A federal appeals court in California ruled that President Trump’s travel ban can go into effect, albeit partially. They ruled the government has the authority to bar entry from those with no connections to the United State, including from the six Muslim-majority countries that are hotbeds for terrorism.
The three-judge panel in the 9th U.S. Circuit Court of Appeals ruled in favor of the Trump administration. They had requested a block on a judge’s ruling that put the band on a temporary hold. President Trump announced on September 24th new language on the ban designed to pass judicial muster. It replaced two other versions that were stopped by federal judges.
Potential immigrants and refugees from Iran, Syria, Libya, Somalia, Chad, and Yemen will not be able to enter the country without any connections to American citizens:
“Those connections are defined as family relationships and ‘formal, documented’ relationships with U.S.-based entities such as universities and resettlement agencies. Those with family relationships that would allow entry include grandparents, grandchildren, brothers-in-law, sisters-in-law, aunts, uncles, nieces, nephews and cousins of people in the United States.

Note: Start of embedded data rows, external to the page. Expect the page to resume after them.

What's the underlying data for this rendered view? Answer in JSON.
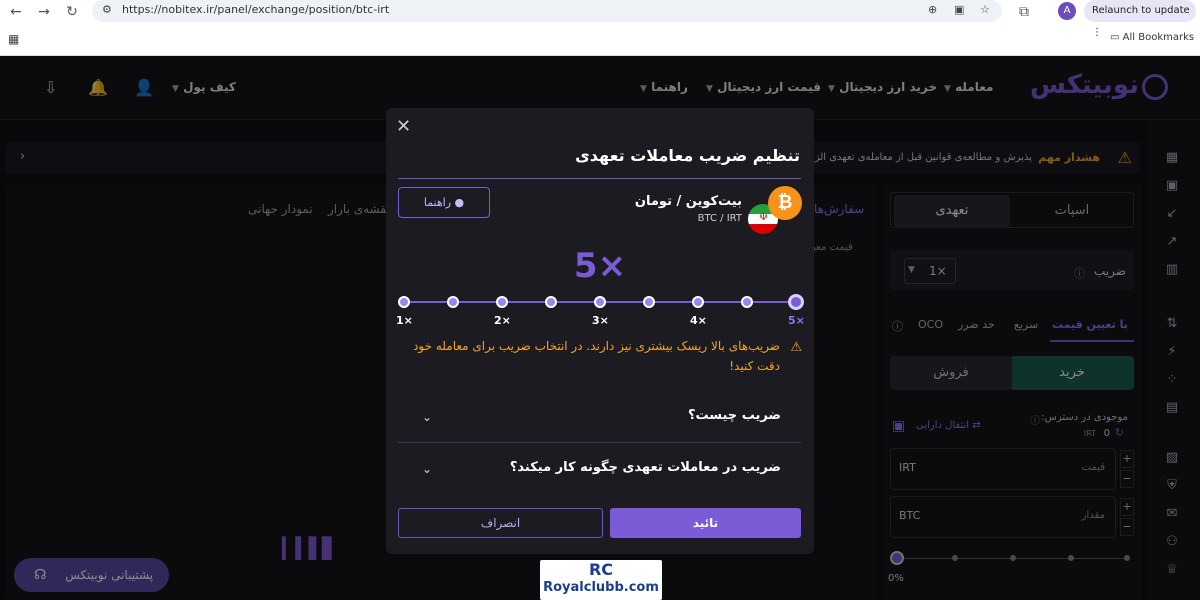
{
  "browser": {
    "url": "https://nobitex.ir/panel/exchange/position/btc-irt",
    "relaunch_label": "Relaunch to update",
    "avatar_letter": "A",
    "bookmarks_label": "All Bookmarks"
  },
  "header": {
    "logo_text": "نوبیتکس",
    "nav": [
      "معامله",
      "خرید ارز دیجیتال",
      "قیمت ارز دیجیتال",
      "راهنما"
    ],
    "wallet_label": "کیف پول"
  },
  "warning": {
    "title": "هشدار مهم",
    "text": "پذیرش و مطالعه‌ی قوانین قبل از معامله‌ی تعهدی الزا"
  },
  "chart_panel": {
    "tabs": [
      "نمودار جهانی",
      "نقشه‌ی بازار"
    ],
    "orders_tab": "سفارش‌ها",
    "price_label": "قیمت معیا"
  },
  "order_panel": {
    "spot_label": "اسپات",
    "margin_label": "تعهدی",
    "leverage_label": "ضریب",
    "leverage_value": "1×",
    "tabs": [
      "با تعیین قیمت",
      "سریع",
      "حد ضرر",
      "OCO"
    ],
    "buy_label": "خرید",
    "sell_label": "فروش",
    "balance_label": "موجودی در دسترس:",
    "balance_value": "0",
    "balance_unit": "IRT",
    "transfer_label": "انتقال دارایی",
    "price_field_label": "قیمت",
    "price_field_unit": "IRT",
    "amount_field_label": "مقدار",
    "amount_field_unit": "BTC",
    "percent_value": "0%"
  },
  "support_label": "پشتیبانی نوبیتکس",
  "watermark": {
    "logo": "RC",
    "text": "Royalclubb.com"
  },
  "modal": {
    "title": "تنظیم ضریب معاملات تعهدی",
    "guide_label": "راهنما",
    "pair_name": "بیت‌کوین / تومان",
    "pair_symbol": "BTC / IRT",
    "leverage_display": "5×",
    "leverage_selected": 5,
    "levels": [
      "1×",
      "2×",
      "3×",
      "4×",
      "5×"
    ],
    "warning_text": "ضریب‌های بالا ریسک بیشتری نیز دارند. در انتخاب ضریب برای معامله خود دقت کنید!",
    "faq": [
      "ضریب چیست؟",
      "ضریب در معاملات تعهدی چگونه کار میکند؟"
    ],
    "confirm_label": "تائید",
    "cancel_label": "انصراف"
  },
  "colors": {
    "accent": "#7c5cd6",
    "warning": "#f5a623",
    "buy": "#1a5c50",
    "bg": "#0f0f14"
  }
}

“’We are reviewing the court’s order and the government will begin enforcing the travel proclamation consistent with the partial stay. We believe that the proclamation should be allowed to take effect in its entirety,’ Justice Department spokeswoman Lauren Ehrsam said.”

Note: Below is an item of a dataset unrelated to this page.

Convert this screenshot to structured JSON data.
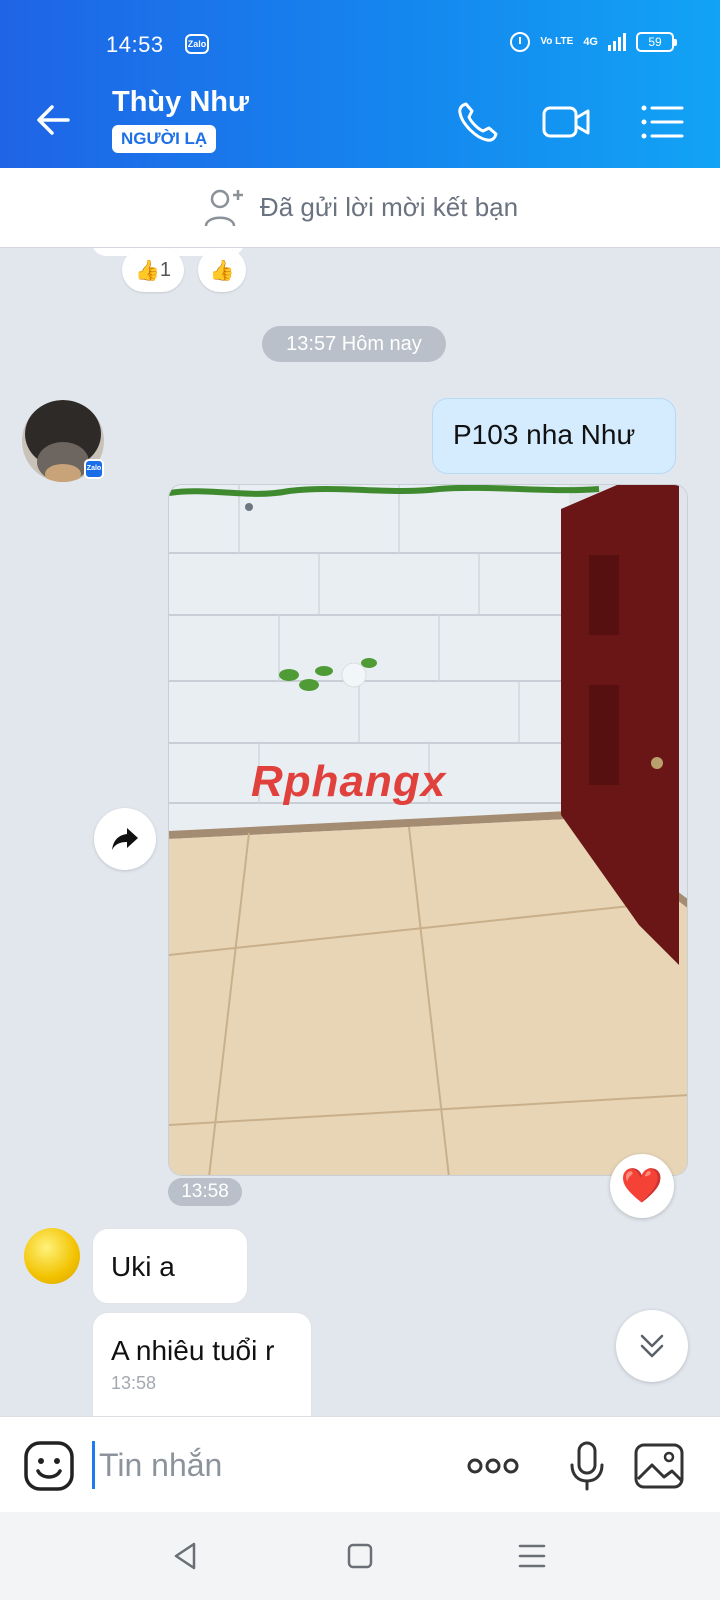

One of the main opponents of the ban was the state of Hawaii. They sued to block the travel ban by arguing President Trump did not have the authority to impose it according to federal immigration law. They did not include North Korea or Venezuela in their complaint.

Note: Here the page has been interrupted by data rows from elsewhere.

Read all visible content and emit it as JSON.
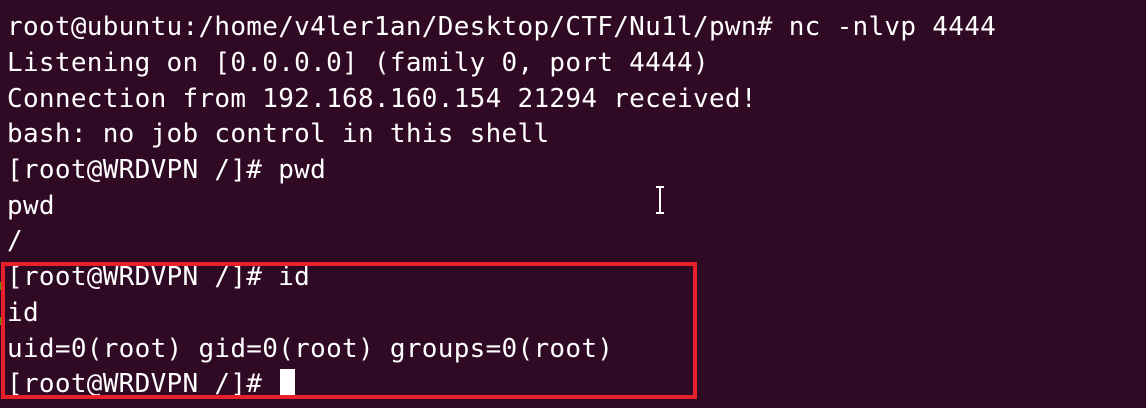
{
  "terminal": {
    "lines": [
      "root@ubuntu:/home/v4ler1an/Desktop/CTF/Nu1l/pwn# nc -nlvp 4444",
      "Listening on [0.0.0.0] (family 0, port 4444)",
      "Connection from 192.168.160.154 21294 received!",
      "bash: no job control in this shell",
      "[root@WRDVPN /]# pwd",
      "pwd",
      "/",
      "[root@WRDVPN /]# id",
      "id",
      "uid=0(root) gid=0(root) groups=0(root)",
      "[root@WRDVPN /]# "
    ],
    "colors": {
      "background": "#300a24",
      "text": "#ffffff",
      "highlight_border": "#e8202a",
      "cursor": "#ffffff"
    },
    "icons": {
      "mouse_pointer": "i-beam-cursor-icon",
      "text_cursor": "block-cursor-icon"
    }
  }
}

But the battle over the ban is still ongoing, even though it would have been over if it were able to go through in the first place when the president made the order. These rulings are dragging it out longer than it was ever intended to go. Yet, the legal challenges are still underway:
“Separately on Monday, a group of refugee organizations and individuals filed a lawsuit in Seattle federal court challenging Trump’s decision to suspend entry of refugees from 11 countries, nine of which are majority Muslim, for at least 90 days.
“Trump issued his first travel ban targeting several Muslim-majority countries in January, just a week after he took office, and then issued a revised one after the first was blocked by the courts. The second one expired in September after a long court fight and was replaced with another revised version.
“Trump has said the travel ban is needed to protect the United States from terrorism by Muslim militants. As a candidate, Trump had promised ‘a total and complete shutdown of Muslims entering the United States.’”
Other cases are still in the pipeline. A parallel case in Maryland will be heard by the 4th U.S. Circuit Court of Appeals on December 8th. The American Civil Liberties Union filed the suit. The 9th Circuit Court will hear oral arguments in the case on December 6th, even though they ruled the ban could go into effect temporarily.